> **Work to be completed**: Every entry that follows should be written out again exactly.

> **Records contained in a dataset**:
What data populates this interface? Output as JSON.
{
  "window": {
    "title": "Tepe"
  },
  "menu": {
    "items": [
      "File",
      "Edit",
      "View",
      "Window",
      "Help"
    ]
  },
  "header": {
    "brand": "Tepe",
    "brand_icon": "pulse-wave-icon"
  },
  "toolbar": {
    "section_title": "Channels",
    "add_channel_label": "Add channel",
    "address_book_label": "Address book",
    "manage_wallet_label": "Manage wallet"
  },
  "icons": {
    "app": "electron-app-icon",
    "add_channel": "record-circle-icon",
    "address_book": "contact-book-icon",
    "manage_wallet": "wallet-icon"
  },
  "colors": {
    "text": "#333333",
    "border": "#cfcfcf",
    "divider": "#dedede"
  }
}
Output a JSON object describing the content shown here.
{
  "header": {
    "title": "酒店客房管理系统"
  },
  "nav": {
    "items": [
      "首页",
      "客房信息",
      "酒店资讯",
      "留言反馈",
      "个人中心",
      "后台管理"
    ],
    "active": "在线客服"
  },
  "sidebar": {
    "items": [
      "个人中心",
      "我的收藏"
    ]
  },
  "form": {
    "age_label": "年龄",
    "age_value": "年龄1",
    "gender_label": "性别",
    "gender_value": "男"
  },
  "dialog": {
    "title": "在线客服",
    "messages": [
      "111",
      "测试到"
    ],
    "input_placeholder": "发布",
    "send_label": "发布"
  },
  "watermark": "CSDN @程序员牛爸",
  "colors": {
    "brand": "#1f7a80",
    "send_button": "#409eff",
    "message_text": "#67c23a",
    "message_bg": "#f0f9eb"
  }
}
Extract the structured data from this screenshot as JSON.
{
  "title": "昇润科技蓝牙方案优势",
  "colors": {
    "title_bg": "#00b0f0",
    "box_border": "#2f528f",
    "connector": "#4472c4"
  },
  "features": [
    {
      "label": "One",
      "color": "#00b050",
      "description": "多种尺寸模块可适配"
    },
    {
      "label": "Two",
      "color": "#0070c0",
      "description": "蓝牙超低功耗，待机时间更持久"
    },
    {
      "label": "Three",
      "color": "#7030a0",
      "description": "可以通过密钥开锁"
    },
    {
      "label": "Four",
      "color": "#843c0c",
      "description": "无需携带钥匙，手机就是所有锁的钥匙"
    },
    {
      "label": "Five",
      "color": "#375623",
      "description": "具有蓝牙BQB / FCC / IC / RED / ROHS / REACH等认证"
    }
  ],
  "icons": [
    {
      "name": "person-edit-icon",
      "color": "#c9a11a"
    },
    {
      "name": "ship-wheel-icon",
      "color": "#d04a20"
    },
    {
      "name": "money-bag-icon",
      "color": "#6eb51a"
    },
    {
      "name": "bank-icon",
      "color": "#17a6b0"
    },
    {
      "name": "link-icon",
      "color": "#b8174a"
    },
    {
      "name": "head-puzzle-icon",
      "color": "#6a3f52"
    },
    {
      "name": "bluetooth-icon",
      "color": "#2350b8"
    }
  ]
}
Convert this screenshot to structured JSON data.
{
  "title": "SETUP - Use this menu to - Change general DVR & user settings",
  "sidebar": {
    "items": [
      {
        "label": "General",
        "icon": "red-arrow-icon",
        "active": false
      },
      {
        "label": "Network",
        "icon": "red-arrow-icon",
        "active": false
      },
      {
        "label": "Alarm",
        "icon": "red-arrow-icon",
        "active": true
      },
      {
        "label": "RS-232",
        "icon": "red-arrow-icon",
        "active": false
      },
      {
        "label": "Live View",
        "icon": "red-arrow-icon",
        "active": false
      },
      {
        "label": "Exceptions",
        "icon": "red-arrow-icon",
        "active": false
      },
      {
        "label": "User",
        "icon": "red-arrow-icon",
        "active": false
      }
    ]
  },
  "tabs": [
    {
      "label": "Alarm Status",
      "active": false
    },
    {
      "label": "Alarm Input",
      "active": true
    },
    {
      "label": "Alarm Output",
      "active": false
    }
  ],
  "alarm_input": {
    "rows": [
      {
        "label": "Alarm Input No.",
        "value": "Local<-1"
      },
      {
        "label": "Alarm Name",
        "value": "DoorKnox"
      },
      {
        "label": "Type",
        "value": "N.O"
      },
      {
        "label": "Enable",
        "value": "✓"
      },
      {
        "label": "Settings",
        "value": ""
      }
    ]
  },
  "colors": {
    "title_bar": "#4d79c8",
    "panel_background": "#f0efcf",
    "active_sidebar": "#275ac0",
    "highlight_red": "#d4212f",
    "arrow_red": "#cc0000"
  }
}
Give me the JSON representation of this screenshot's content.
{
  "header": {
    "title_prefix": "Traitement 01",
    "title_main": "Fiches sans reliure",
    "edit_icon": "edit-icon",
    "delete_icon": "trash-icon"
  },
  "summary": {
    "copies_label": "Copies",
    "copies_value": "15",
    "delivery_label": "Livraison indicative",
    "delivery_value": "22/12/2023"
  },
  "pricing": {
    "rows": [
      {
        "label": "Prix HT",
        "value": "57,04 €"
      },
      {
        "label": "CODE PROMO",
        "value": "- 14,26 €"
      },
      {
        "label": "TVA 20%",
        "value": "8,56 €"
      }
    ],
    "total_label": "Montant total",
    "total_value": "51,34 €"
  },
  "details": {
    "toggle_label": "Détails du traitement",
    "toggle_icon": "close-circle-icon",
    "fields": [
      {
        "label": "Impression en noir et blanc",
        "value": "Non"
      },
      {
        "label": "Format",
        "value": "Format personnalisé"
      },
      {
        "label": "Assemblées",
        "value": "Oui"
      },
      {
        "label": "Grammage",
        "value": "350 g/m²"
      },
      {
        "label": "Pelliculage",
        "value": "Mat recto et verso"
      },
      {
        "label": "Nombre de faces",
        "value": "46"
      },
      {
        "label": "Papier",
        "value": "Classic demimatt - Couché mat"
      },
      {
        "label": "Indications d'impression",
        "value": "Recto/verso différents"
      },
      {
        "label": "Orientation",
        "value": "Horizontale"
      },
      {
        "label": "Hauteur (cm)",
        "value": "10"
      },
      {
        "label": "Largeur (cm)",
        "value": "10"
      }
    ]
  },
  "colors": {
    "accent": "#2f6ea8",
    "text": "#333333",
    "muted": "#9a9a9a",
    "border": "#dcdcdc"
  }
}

> **Exercise solution**:
What data populates this interface? Output as JSON.
{
  "window": {
    "title": "Tepe"
  },
  "menu": {
    "items": [
      "File",
      "Edit",
      "View",
      "Window",
      "Help"
    ]
  },
  "header": {
    "brand": "Tepe",
    "brand_icon": "pulse-wave-icon"
  },
  "toolbar": {
    "section_title": "Channels",
    "add_channel_label": "Add channel",
    "address_book_label": "Address book",
    "manage_wallet_label": "Manage wallet"
  },
  "icons": {
    "app": "electron-app-icon",
    "add_channel": "record-circle-icon",
    "address_book": "contact-book-icon",
    "manage_wallet": "wallet-icon"
  },
  "colors": {
    "text": "#333333",
    "border": "#cfcfcf",
    "divider": "#dedede"
  }
}
Output a JSON object describing the content shown here.
{
  "header": {
    "title": "酒店客房管理系统"
  },
  "nav": {
    "items": [
      "首页",
      "客房信息",
      "酒店资讯",
      "留言反馈",
      "个人中心",
      "后台管理"
    ],
    "active": "在线客服"
  },
  "sidebar": {
    "items": [
      "个人中心",
      "我的收藏"
    ]
  },
  "form": {
    "age_label": "年龄",
    "age_value": "年龄1",
    "gender_label": "性别",
    "gender_value": "男"
  },
  "dialog": {
    "title": "在线客服",
    "messages": [
      "111",
      "测试到"
    ],
    "input_placeholder": "发布",
    "send_label": "发布"
  },
  "watermark": "CSDN @程序员牛爸",
  "colors": {
    "brand": "#1f7a80",
    "send_button": "#409eff",
    "message_text": "#67c23a",
    "message_bg": "#f0f9eb"
  }
}
Extract the structured data from this screenshot as JSON.
{
  "title": "昇润科技蓝牙方案优势",
  "colors": {
    "title_bg": "#00b0f0",
    "box_border": "#2f528f",
    "connector": "#4472c4"
  },
  "features": [
    {
      "label": "One",
      "color": "#00b050",
      "description": "多种尺寸模块可适配"
    },
    {
      "label": "Two",
      "color": "#0070c0",
      "description": "蓝牙超低功耗，待机时间更持久"
    },
    {
      "label": "Three",
      "color": "#7030a0",
      "description": "可以通过密钥开锁"
    },
    {
      "label": "Four",
      "color": "#843c0c",
      "description": "无需携带钥匙，手机就是所有锁的钥匙"
    },
    {
      "label": "Five",
      "color": "#375623",
      "description": "具有蓝牙BQB / FCC / IC / RED / ROHS / REACH等认证"
    }
  ],
  "icons": [
    {
      "name": "person-edit-icon",
      "color": "#c9a11a"
    },
    {
      "name": "ship-wheel-icon",
      "color": "#d04a20"
    },
    {
      "name": "money-bag-icon",
      "color": "#6eb51a"
    },
    {
      "name": "bank-icon",
      "color": "#17a6b0"
    },
    {
      "name": "link-icon",
      "color": "#b8174a"
    },
    {
      "name": "head-puzzle-icon",
      "color": "#6a3f52"
    },
    {
      "name": "bluetooth-icon",
      "color": "#2350b8"
    }
  ]
}
Convert this screenshot to structured JSON data.
{
  "title": "SETUP - Use this menu to - Change general DVR & user settings",
  "sidebar": {
    "items": [
      {
        "label": "General",
        "icon": "red-arrow-icon",
        "active": false
      },
      {
        "label": "Network",
        "icon": "red-arrow-icon",
        "active": false
      },
      {
        "label": "Alarm",
        "icon": "red-arrow-icon",
        "active": true
      },
      {
        "label": "RS-232",
        "icon": "red-arrow-icon",
        "active": false
      },
      {
        "label": "Live View",
        "icon": "red-arrow-icon",
        "active": false
      },
      {
        "label": "Exceptions",
        "icon": "red-arrow-icon",
        "active": false
      },
      {
        "label": "User",
        "icon": "red-arrow-icon",
        "active": false
      }
    ]
  },
  "tabs": [
    {
      "label": "Alarm Status",
      "active": false
    },
    {
      "label": "Alarm Input",
      "active": true
    },
    {
      "label": "Alarm Output",
      "active": false
    }
  ],
  "alarm_input": {
    "rows": [
      {
        "label": "Alarm Input No.",
        "value": "Local<-1"
      },
      {
        "label": "Alarm Name",
        "value": "DoorKnox"
      },
      {
        "label": "Type",
        "value": "N.O"
      },
      {
        "label": "Enable",
        "value": "✓"
      },
      {
        "label": "Settings",
        "value": ""
      }
    ]
  },
  "colors": {
    "title_bar": "#4d79c8",
    "panel_background": "#f0efcf",
    "active_sidebar": "#275ac0",
    "highlight_red": "#d4212f",
    "arrow_red": "#cc0000"
  }
}
Give me the JSON representation of this screenshot's content.
{
  "header": {
    "title_prefix": "Traitement 01",
    "title_main": "Fiches sans reliure",
    "edit_icon": "edit-icon",
    "delete_icon": "trash-icon"
  },
  "summary": {
    "copies_label": "Copies",
    "copies_value": "15",
    "delivery_label": "Livraison indicative",
    "delivery_value": "22/12/2023"
  },
  "pricing": {
    "rows": [
      {
        "label": "Prix HT",
        "value": "57,04 €"
      },
      {
        "label": "CODE PROMO",
        "value": "- 14,26 €"
      },
      {
        "label": "TVA 20%",
        "value": "8,56 €"
      }
    ],
    "total_label": "Montant total",
    "total_value": "51,34 €"
  },
  "details": {
    "toggle_label": "Détails du traitement",
    "toggle_icon": "close-circle-icon",
    "fields": [
      {
        "label": "Impression en noir et blanc",
        "value": "Non"
      },
      {
        "label": "Format",
        "value": "Format personnalisé"
      },
      {
        "label": "Assemblées",
        "value": "Oui"
      },
      {
        "label": "Grammage",
        "value": "350 g/m²"
      },
      {
        "label": "Pelliculage",
        "value": "Mat recto et verso"
      },
      {
        "label": "Nombre de faces",
        "value": "46"
      },
      {
        "label": "Papier",
        "value": "Classic demimatt - Couché mat"
      },
      {
        "label": "Indications d'impression",
        "value": "Recto/verso différents"
      },
      {
        "label": "Orientation",
        "value": "Horizontale"
      },
      {
        "label": "Hauteur (cm)",
        "value": "10"
      },
      {
        "label": "Largeur (cm)",
        "value": "10"
      }
    ]
  },
  "colors": {
    "accent": "#2f6ea8",
    "text": "#333333",
    "muted": "#9a9a9a",
    "border": "#dcdcdc"
  }
}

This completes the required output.